MEXICO CITY (Reuters) - Mexico’s government on Tuesday said it would fight any measures in a U.S. tax overhaul that broke international trade rules, and threatened to review cross-border cooperation on migration and security if upcoming negotiations founder.
Foreign Minister Luis Videgaray said Mexico was watching to see if plans by U.S. President Donald Trump’s administration to shake up taxation included a levy on remittances sent home by Mexican workers or the imposition of tariffs on Mexican goods.
“If they are put forward, we’ll have to act with absolute firmness, using all the political, diplomatic and obviously legal means at our disposal,” he told a session of the foreign relations committee of the lower house of Congress.

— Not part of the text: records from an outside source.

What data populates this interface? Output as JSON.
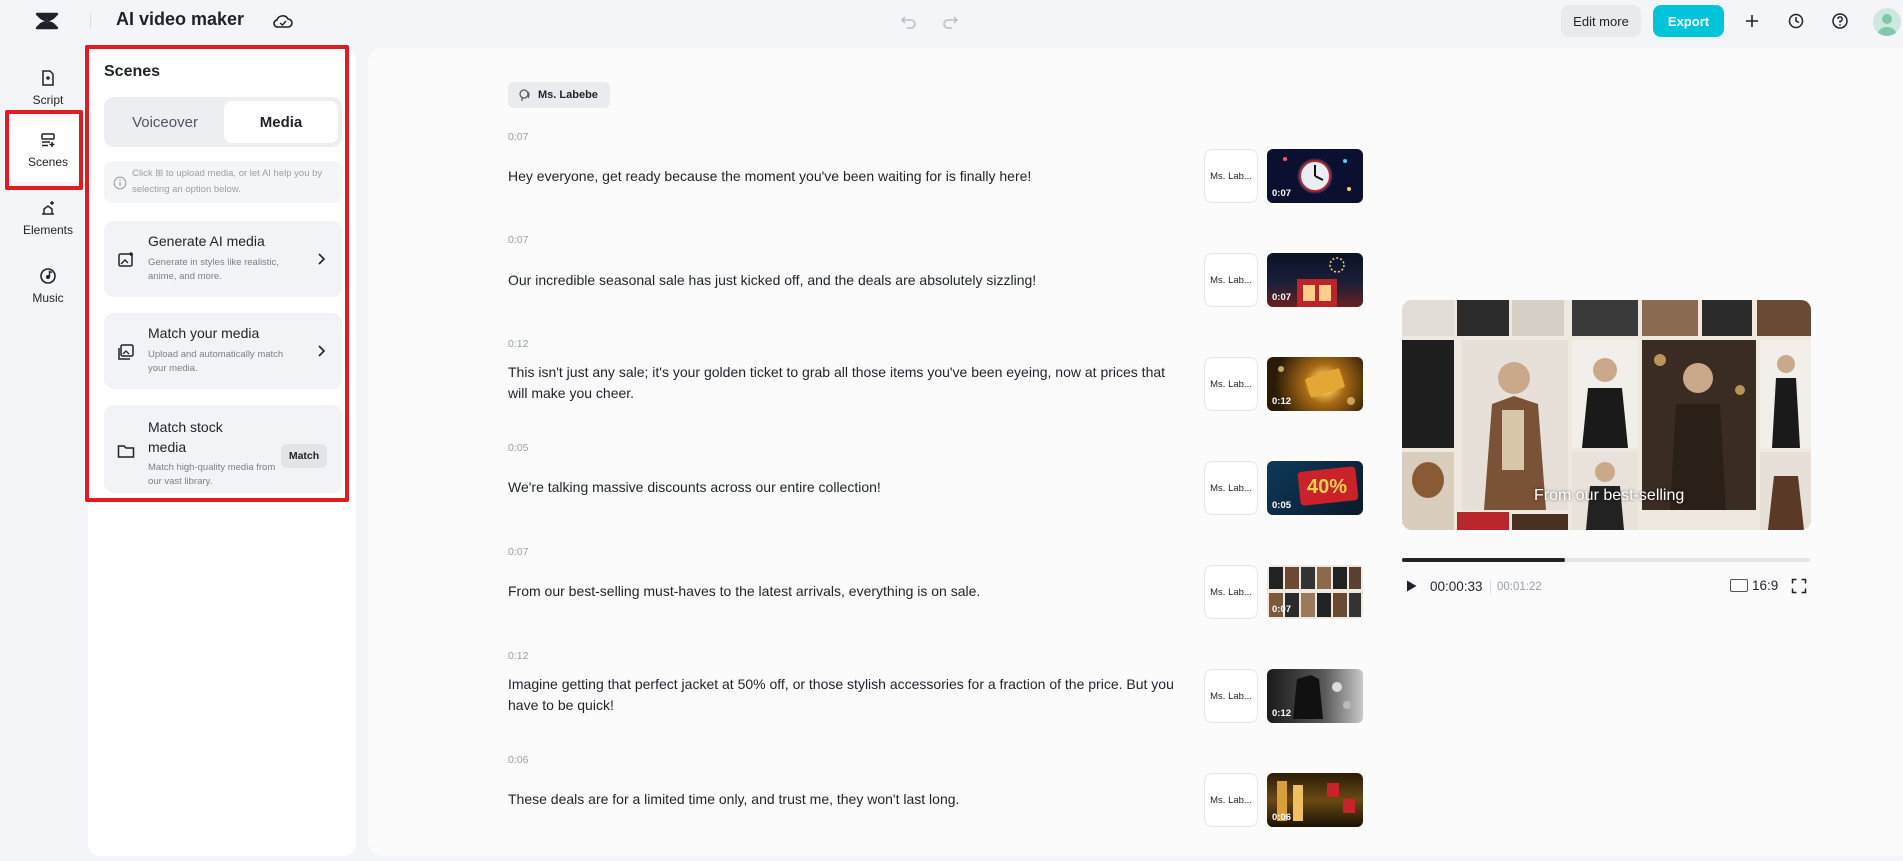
{
  "app": {
    "title": "AI video maker"
  },
  "toolbar": {
    "edit_more_label": "Edit more",
    "export_label": "Export"
  },
  "colors": {
    "accent": "#00c4d9",
    "highlight": "#e11b22"
  },
  "nav": {
    "items": [
      {
        "label": "Script",
        "icon": "script-icon"
      },
      {
        "label": "Scenes",
        "icon": "scenes-icon"
      },
      {
        "label": "Elements",
        "icon": "elements-icon"
      },
      {
        "label": "Music",
        "icon": "music-icon"
      }
    ]
  },
  "panel": {
    "title": "Scenes",
    "tabs": [
      {
        "label": "Voiceover"
      },
      {
        "label": "Media",
        "active": true
      }
    ],
    "info_text": "Click ⊞ to upload media, or let AI help you by selecting an option below.",
    "cards": [
      {
        "title": "Generate AI media",
        "desc": "Generate in styles like realistic, anime, and more.",
        "icon": "ai-media-icon"
      },
      {
        "title": "Match your media",
        "desc": "Upload and automatically match your media.",
        "icon": "match-media-icon"
      },
      {
        "title": "Match stock media",
        "desc": "Match high-quality media from our vast library.",
        "icon": "folder-icon",
        "button_label": "Match"
      }
    ]
  },
  "main": {
    "voice_name": "Ms. Labebe",
    "scenes": [
      {
        "time": "0:07",
        "text": "Hey everyone, get ready because the moment you've been waiting for is finally here!",
        "voice": "Ms. Lab...",
        "duration": "0:07"
      },
      {
        "time": "0:07",
        "text": "Our incredible seasonal sale has just kicked off, and the deals are absolutely sizzling!",
        "voice": "Ms. Lab...",
        "duration": "0:07"
      },
      {
        "time": "0:12",
        "text": "This isn't just any sale; it's your golden ticket to grab all those items you've been eyeing, now at prices that will make you cheer.",
        "voice": "Ms. Lab...",
        "duration": "0:12"
      },
      {
        "time": "0:05",
        "text": "We're talking massive discounts across our entire collection!",
        "voice": "Ms. Lab...",
        "duration": "0:05",
        "thumb_text": "40%"
      },
      {
        "time": "0:07",
        "text": "From our best-selling must-haves to the latest arrivals, everything is on sale.",
        "voice": "Ms. Lab...",
        "duration": "0:07"
      },
      {
        "time": "0:12",
        "text": "Imagine getting that perfect jacket at 50% off, or those stylish accessories for a fraction of the price. But you have to be quick!",
        "voice": "Ms. Lab...",
        "duration": "0:12"
      },
      {
        "time": "0:06",
        "text": "These deals are for a limited time only, and trust me, they won't last long.",
        "voice": "Ms. Lab...",
        "duration": "0:06"
      }
    ]
  },
  "preview": {
    "caption": "From our best-selling",
    "current_time": "00:00:33",
    "total_time": "00:01:22",
    "aspect_ratio": "16:9",
    "progress": 0.4
  }
}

Trump has vowed to pull out of the North American Free Trade Agreement (NAFTA) that underpins the bulk of Mexican exports if he cannot rework it in his homeland’s favor, and talks between the signatories - Mexico, the United States and Canada - on modernizing the accord are expected to start later this summer.
Regional trade tensions picked up this week, with the Trump administration on Monday announcing a 20 percent duty on Canadian softwood lumber in retaliation for what it sees as unfair restrictions on dairy exports.
And on Tuesday, the World Trade Organization (WTO) ruled that Mexico could take retaliatory trade measures against the United States in a dispute over tuna fishing.
Mexico has said it wants to put “all the issues” on the table, including security, migration and trade in negotiations with the United States.
Videgaray said existing security agreements were not under threat, at least for now, adding that Mexico would not be signing any additional pacts.
“What we’re not prepared to do is increase or create new systems of coordination, and if negotiation on other issues - migrants, border, trade - is not to Mexico’s satisfaction, we’ll have to review our current cooperation,” he said.
Lawmakers questioned Videgaray extensively about his policy toward the administration of Trump, who has caused deep anger in Mexico with his plans to build a southern border wall to keep out illegal immigrants and his threats to restrict trade.
Videgaray said his government considered the building of the wall a “hostile” act and repeated it would contribute nothing toward it. Trump says Mexico will ultimately pay for the wall.
The foreign minister said Mexico regarded remittances, which Trump had threatened to go after to pay for the wall, as non-negotiable, saying they could prove a “breaking point” issue in any dialogue that encompassed other matters.
Videgaray said any tax on Mexican-made imports by Trump was a “bad idea” that would only end up hurting U.S. consumers.
“However, these types of measures would obviously be against not just the North American accords but particularly the rules of the World Trade Organization, and so we would have the legal means to act against them,” he said.
Additional reporting by Gabriel Stargardter and Adriana Barrera; editing by Dave Graham and Phil Berlowitz